# Find the equation for the surface of revolution by revolving

• June 6th 2012, 12:49 PM
icelated
Find the equation for the surface of revolution by revolving
Find the equation for the surface of revolution by revolving
$2z = \sqrt {4- x^2}$ about the x- axis

Okay, this is far as i can get

$z = \frac {\sqrt {4- x^2}} {2}$

What should i do to solve this?
• June 6th 2012, 01:28 PM
Reckoner
Re: Find the equation for the surface of revolution by revolving
Quote:

Originally Posted by icelated
Find the equation for the surface of revolution by revolving
$2z = \sqrt {4- x^2}$ about the y - axis

Are you sure that the question asks for revolution about the y-axis? Because that doesn't make a lot of sense to me. The equation $2z = \sqrt{4-x^2}$ defines a plane curve in the $xz$-plane, which would be perpendicular to the $y$-axis. The axis of revolution should be in the same plane as the generating curve.
• June 6th 2012, 01:32 PM
icelated
Re: Find the equation for the surface of revolution by revolving
Sorry, i meant x-axis
• June 6th 2012, 01:47 PM
Reckoner
Re: Find the equation for the surface of revolution by revolving
Quote:

Originally Posted by icelated
Sorry, i meant x-axis

Okay, that's better.

Let's let $z = r(x) = \frac{\sqrt{4-x^2}}2$. For a fixed point on this curve $\left(x_0, 0, r\left(x_0\right)\right)$, revolving the point about the $x$-axis produces a circle parallel to the $yz$-plane whose equation is $y^2+z^2=\left[r(x_0)\right]^2$. Replacing $x_0$ with the independent variable $x$ gives us an equation for the resulting surface of revolution:

$y^2+z^2=\left[r(x)\right]^2$

$\Rightarrow y^2 + z^2 = \left(\frac{\sqrt{4-x^2}}2\right)^2$

$\Rightarrow y^2 + z^2 = \frac{4-x^2}4$

$\Rightarrow \frac{x^2}4 + y^2 + z^2 = 1$
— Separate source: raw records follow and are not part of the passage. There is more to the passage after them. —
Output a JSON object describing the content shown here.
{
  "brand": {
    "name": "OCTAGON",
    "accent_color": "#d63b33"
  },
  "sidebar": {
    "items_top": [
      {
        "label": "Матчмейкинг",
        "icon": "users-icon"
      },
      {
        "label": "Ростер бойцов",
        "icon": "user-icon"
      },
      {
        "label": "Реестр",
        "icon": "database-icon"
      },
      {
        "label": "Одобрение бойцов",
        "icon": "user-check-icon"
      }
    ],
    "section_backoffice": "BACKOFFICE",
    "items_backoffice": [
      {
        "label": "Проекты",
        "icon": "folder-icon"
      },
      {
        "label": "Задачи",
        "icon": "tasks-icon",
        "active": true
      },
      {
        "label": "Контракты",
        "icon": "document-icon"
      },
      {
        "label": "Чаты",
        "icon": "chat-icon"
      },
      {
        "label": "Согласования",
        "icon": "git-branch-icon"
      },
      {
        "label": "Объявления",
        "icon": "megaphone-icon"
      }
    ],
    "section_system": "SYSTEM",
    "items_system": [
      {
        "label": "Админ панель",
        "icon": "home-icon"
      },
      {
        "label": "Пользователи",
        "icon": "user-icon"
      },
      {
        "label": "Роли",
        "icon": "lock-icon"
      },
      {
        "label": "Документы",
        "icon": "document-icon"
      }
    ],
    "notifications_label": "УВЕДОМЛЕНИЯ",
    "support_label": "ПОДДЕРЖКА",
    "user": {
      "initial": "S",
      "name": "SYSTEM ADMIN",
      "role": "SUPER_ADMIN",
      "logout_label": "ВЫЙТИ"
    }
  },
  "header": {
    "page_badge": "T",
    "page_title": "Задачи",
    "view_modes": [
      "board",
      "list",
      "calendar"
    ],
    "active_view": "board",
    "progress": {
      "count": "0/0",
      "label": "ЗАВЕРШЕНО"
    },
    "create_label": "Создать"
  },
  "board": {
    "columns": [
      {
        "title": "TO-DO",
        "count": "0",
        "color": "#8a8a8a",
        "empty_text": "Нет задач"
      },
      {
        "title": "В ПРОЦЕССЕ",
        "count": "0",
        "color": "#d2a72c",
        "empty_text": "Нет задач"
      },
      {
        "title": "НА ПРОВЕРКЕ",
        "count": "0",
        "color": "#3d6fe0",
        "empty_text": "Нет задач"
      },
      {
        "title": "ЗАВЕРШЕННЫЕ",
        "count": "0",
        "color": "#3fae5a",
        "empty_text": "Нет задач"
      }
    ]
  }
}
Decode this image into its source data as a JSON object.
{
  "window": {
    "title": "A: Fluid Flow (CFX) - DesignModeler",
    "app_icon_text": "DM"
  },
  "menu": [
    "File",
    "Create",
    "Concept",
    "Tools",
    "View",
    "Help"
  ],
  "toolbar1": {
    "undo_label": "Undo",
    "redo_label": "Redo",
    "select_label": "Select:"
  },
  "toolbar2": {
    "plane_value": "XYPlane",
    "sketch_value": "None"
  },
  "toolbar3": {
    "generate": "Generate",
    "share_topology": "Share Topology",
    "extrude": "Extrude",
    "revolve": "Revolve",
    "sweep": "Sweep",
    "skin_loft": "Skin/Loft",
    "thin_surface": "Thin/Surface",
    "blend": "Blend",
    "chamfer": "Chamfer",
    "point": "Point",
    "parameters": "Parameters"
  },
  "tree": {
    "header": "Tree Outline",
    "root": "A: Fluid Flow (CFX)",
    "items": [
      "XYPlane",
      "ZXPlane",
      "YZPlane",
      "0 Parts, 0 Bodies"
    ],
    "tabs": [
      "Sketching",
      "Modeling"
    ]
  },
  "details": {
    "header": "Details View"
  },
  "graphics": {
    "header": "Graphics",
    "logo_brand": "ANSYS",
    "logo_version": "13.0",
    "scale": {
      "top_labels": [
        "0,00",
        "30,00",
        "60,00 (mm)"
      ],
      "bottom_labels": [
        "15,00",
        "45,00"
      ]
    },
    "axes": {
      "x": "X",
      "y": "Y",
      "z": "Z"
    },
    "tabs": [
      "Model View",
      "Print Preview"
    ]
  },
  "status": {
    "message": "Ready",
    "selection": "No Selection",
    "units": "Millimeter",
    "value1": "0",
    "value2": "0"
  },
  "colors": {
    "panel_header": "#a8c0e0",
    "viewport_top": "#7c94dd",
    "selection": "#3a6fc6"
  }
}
As you can see from the equation, this surface is an ellipsoid.
• June 6th 2012, 02:30 PM
icelated
Re: Find the equation for the surface of revolution by revolving
Thank you